The internet has failed. Hasn’t it?
“A horse! A horse! My kingdom for a horse!” Spoken by King Richard III in the play of the same name by William Shakespeare
In today’s world, he would have said: “5G! 5G! My investment portfolio for 5G!”
What Richard was asking for was not a horse so much, but for information. An Information Superhighway that would save his life and his kingdom. Information that could best be transmitted by the Ferrari of the time with a one-horsepower drivetrain.
Information is what enabled businesses, empires and religions to spread far beyond their origins. Information; the need to have quick and secure communications between leaders, is what drove infrastructures such as roads, canals, rails and shipping to ever faster and more efficient routes. An army couldn’t march if there was no way forward or no intelligence as to the whereabouts and intentions of the enemy.
The World Wide Web, as the Internet is now named, began as a better way to communicate; to pass information quicker and easier than letters and couriers. Academia saw it as a way to collaborate and research without sequestering in musty libraries. A few nimble businesses foresaw another way to reach consumers, but for most companies, it was just another advertising avenue and Madison was working out fine. Nobody, not even science fiction writers, came anywhere close to the reality of 2021.
When I was a wee lad, there was such an occupation as door-to-door salesman of encyclopedias. Normally bought a volume at a time on an installment plan. The standard pitch was a guilt trip laid on the parents so that Little Junior here had a chance to have an Ivy League [Harvard and ilk] worthy education for mere pennies a day. Implied was; as opposed to following in dear old dad’s footsteps at the greasy garage.
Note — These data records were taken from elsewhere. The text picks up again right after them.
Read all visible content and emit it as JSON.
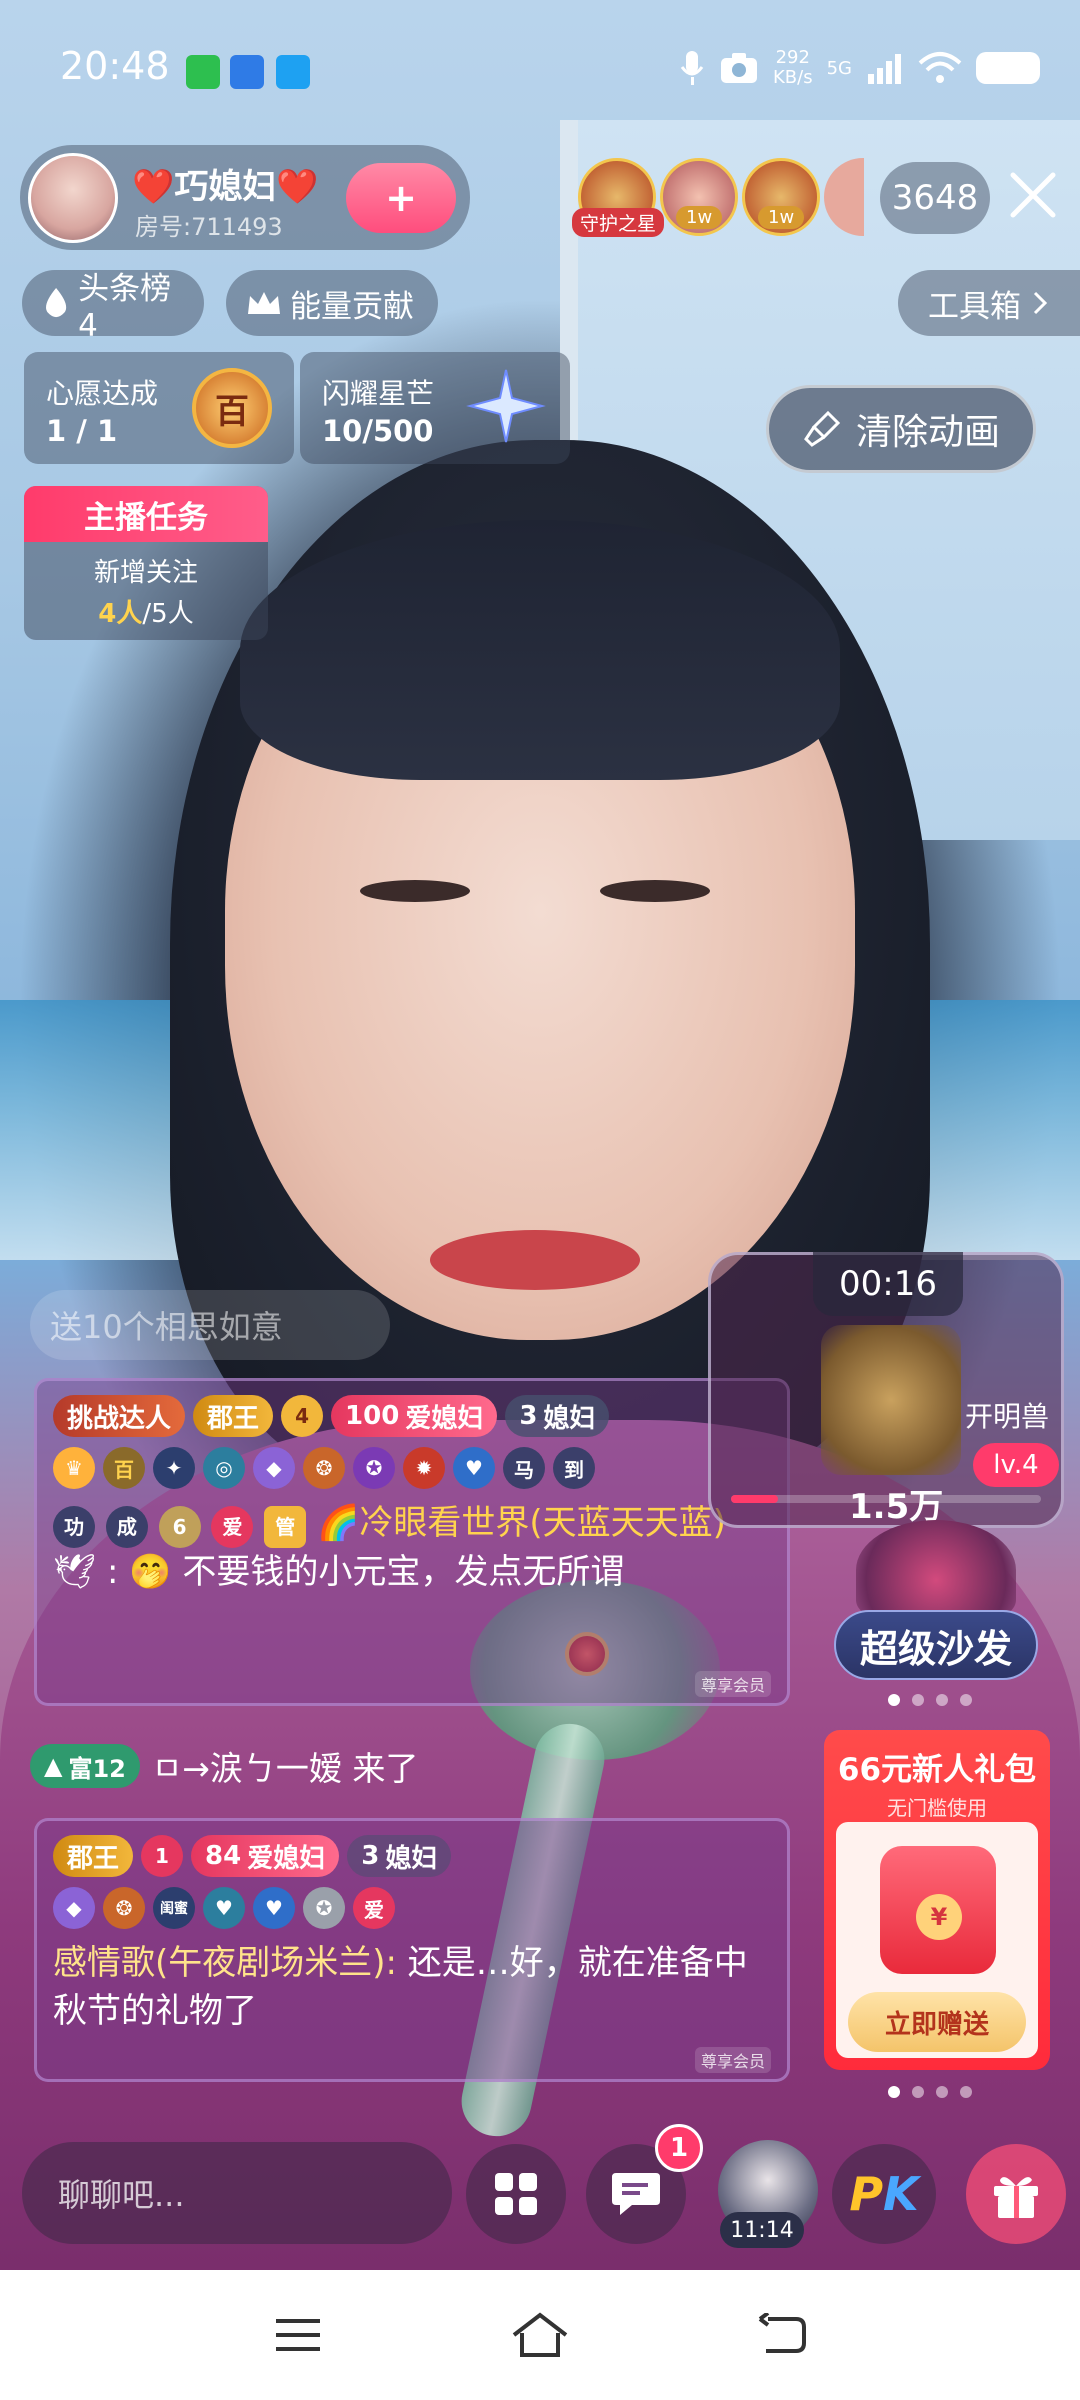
{
  "status_bar": {
    "time": "20:48",
    "net_speed": "292",
    "net_unit": "KB/s",
    "network": "5G"
  },
  "host": {
    "name": "❤️巧媳妇❤️",
    "room": "房号:711493",
    "follow_symbol": "+"
  },
  "viewers": {
    "guard_label": "守护之星",
    "tags": [
      "1w",
      "1w"
    ],
    "count": "3648"
  },
  "pills": {
    "headline": "头条榜4",
    "energy": "能量贡献",
    "toolbox": "工具箱"
  },
  "cards": {
    "wish_title": "心愿达成",
    "wish_value": "1 / 1",
    "wish_badge": "百",
    "star_title": "闪耀星芒",
    "star_value": "10/500"
  },
  "clear_animation": "清除动画",
  "host_task": {
    "title": "主播任务",
    "subtitle": "新增关注",
    "done": "4人",
    "total": "/5人"
  },
  "chat": {
    "faded": "送10个相思如意",
    "msg1": {
      "badges": [
        "挑战达人",
        "郡王",
        "4",
        "100",
        "爱媳妇",
        "3",
        "媳妇"
      ],
      "medals": [
        "百",
        "马",
        "到",
        "功",
        "成",
        "爱",
        "管"
      ],
      "nick": "🌈冷眼看世界(天蓝天天蓝)",
      "content": "不要钱的小元宝，发点无所谓",
      "member": "尊享会员"
    },
    "entry": {
      "badge": "富12",
      "text": "ㅁ→涙ㄅ一嫒 来了"
    },
    "msg2": {
      "badges": [
        "郡王",
        "1",
        "84",
        "爱媳妇",
        "3",
        "媳妇"
      ],
      "medals": [
        "闺蜜",
        "爱"
      ],
      "nick": "感情歌(午夜剧场米兰):",
      "content": "还是…好，就在准备中秋节的礼物了",
      "member": "尊享会员"
    }
  },
  "pk": {
    "timer": "00:16",
    "beast": "开明兽",
    "level": "lv.4",
    "score": "1.5万",
    "progress": 0.15
  },
  "super_sofa": "超级沙发",
  "gift_pack": {
    "title": "66元新人礼包",
    "subtitle": "无门槛使用",
    "coin": "¥",
    "button": "立即赠送"
  },
  "bottom": {
    "input_placeholder": "聊聊吧...",
    "notif_count": "1",
    "avatar_time": "11:14",
    "pk_p": "P",
    "pk_k": "K"
  },
  "colors": {
    "accent_pink": "#ff3b6b",
    "gold": "#ffd34d"
  }
}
Never mind that Junior had no shot at college unless via the military while Little Miss was expected only to follow mom into the kitchen and nursery.
Personal computers, routers and dial-up modems opened up the world… a curated world that’s true… but a world nevertheless heretofore unattainable for almost everyone. It was even free. An afterthought given away by telephone companies that had no idea how to market the concept. Thus the myth took hold that “information was free!” Free of regulations, free of restrictions, free of censorship, free of corporate control: freedom to create and connect and have a grand ol’ time learning about anything you wanted.
That’s what everyone wanted to learn about. Sex.
What people forgot, or chose to ignore, is that information has never been free. Not to create, not to transmit, not to consume. The market, no matter the political rule, will always find a way to supply demand. Especially demand that is artificially created and stimulated in order to make money. “Social Media” is not new; only the platform is.
The internet has failed if you believed that freely exchanged information was supposed to bring disparate people together in celebration of their similarities. The internet has failed if you believed that creativity would allow everyone to be successful and financially equivalent. The internet has failed if you believed that the truth would become obviously self-evident.
The truth is that the internet is simply a tool; like a plow or a loom, it is how you wield it that makes it a success or failure. Without the internet, I wouldn’t have friends around the world, wouldn’t have published books, wouldn’t be able to follow whatever and whomever I choose. Without the internet, I wouldn’t have become such a diehard spanko.
That’s not a bad legacy.